Now that I've passed through all the milestones that I had been counting on to turn me into a normal person who has her shit together, and I am not at all a normal person, and my shit is wildly scattered, I know better.
It could be tempting to turn motherhood into that next phase of my life that I look forward to and trust to fix me. I have to be vigilent against thinking like that. The changes I hope for will have to come through effort, not this magical transformative property of time that has yet to pan out.
That's a big responsiblity, but liberating, in a way. I can't sit back and wait for my life to fall into order, but neither will I wake up one morning and find myself an unrecognizable Stepford wife. My life depends on my decisions. How scary. How great.
Monday, August 10, 2009
You see, this afternoon I was fucking hungry. Not just "hungry", not "really hungry", not
"freaking hungry", fucking hungry. And I texted Michael to tell him as much.
I fought my phone every step of the way, sure that it would protect my dignity from my darker intentions. No I don't want an e, I want an f. Not ft, fu. Not fu2 (because, again, seriously, why would I be trying to say that?), fuc. You get the picture.
Michael quickly realized that this was not a drive home from work, make dinner for an hour, then eat kind of night. This was a go to a restaurant to prime my hedonistic tendencies so that he could talk me into a Nintendo DS (on sale at Target!) kind of night.
Next I needed to text Jen to find out if she was in. To explain why I wanted to go out to dinner on a Monday night, I repeated again that I was fucking hungry, but this time I didn't fight. I just typed in "3825464," and what should come up?
My phone still doesn't know how to spell "defrosted," or "damn" (no, I don't mean "econ"), or "fuck" (no, not "dual"), but my phone can officially say "hell," "shit," and "fucking" without putting up a fight.

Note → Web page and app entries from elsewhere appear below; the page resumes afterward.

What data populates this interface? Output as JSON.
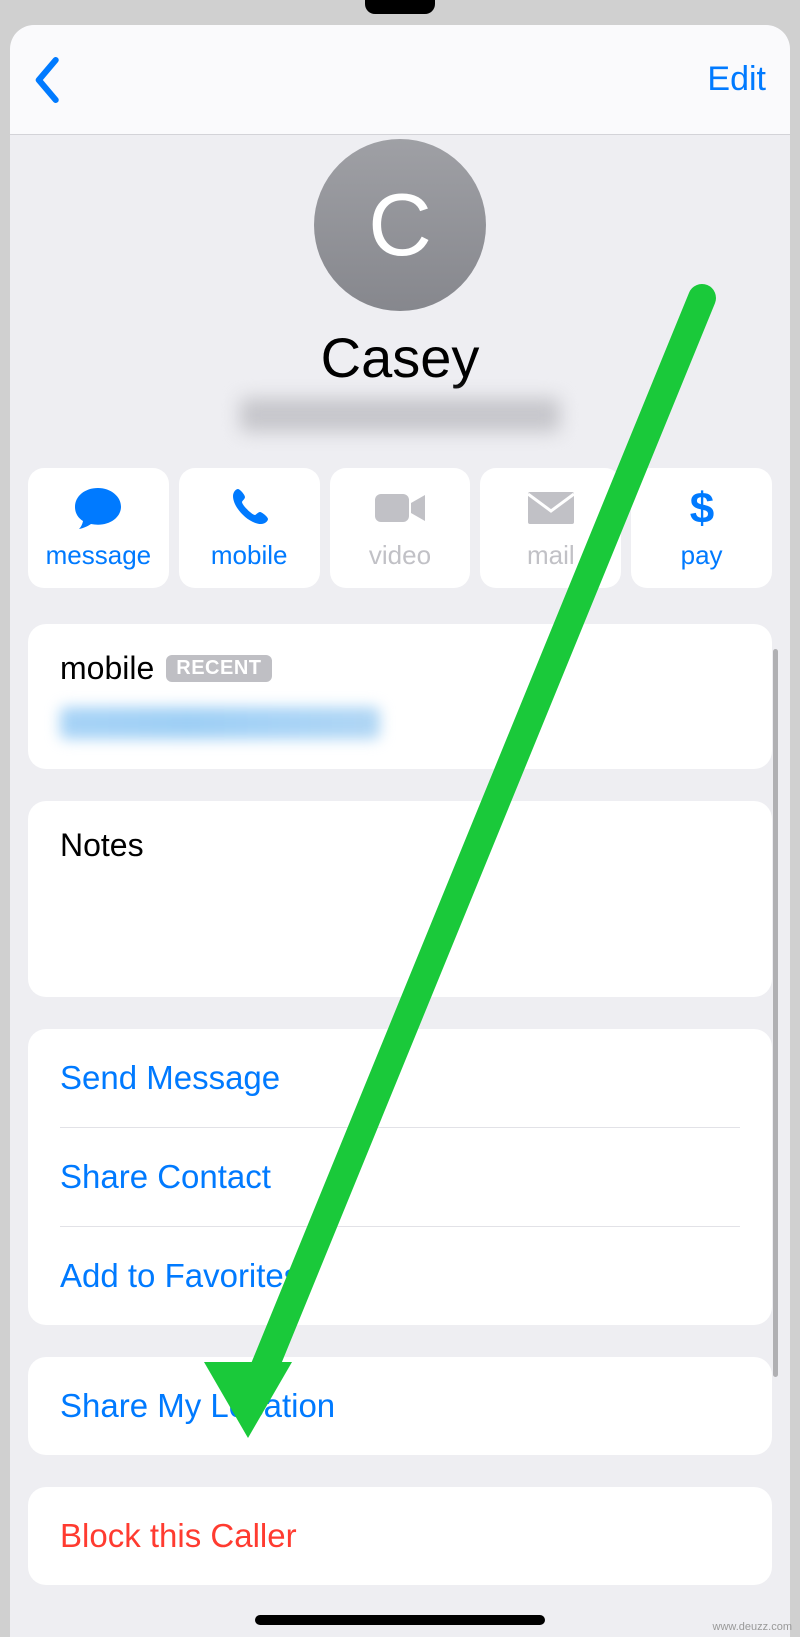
{
  "nav": {
    "edit_label": "Edit"
  },
  "contact": {
    "avatar_initial": "C",
    "name": "Casey"
  },
  "actions": {
    "message": "message",
    "mobile": "mobile",
    "video": "video",
    "mail": "mail",
    "pay": "pay"
  },
  "phone": {
    "label": "mobile",
    "recent_badge": "RECENT"
  },
  "notes": {
    "label": "Notes"
  },
  "links": {
    "send_message": "Send Message",
    "share_contact": "Share Contact",
    "add_favorites": "Add to Favorites",
    "share_location": "Share My Location",
    "block_caller": "Block this Caller"
  },
  "watermark": "www.deuzz.com",
  "colors": {
    "ios_blue": "#007aff",
    "ios_red": "#ff3b30",
    "annotation_green": "#2ecc40"
  }
}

This was my great victory for the day. We're going to forget for a second how sad that means my life is.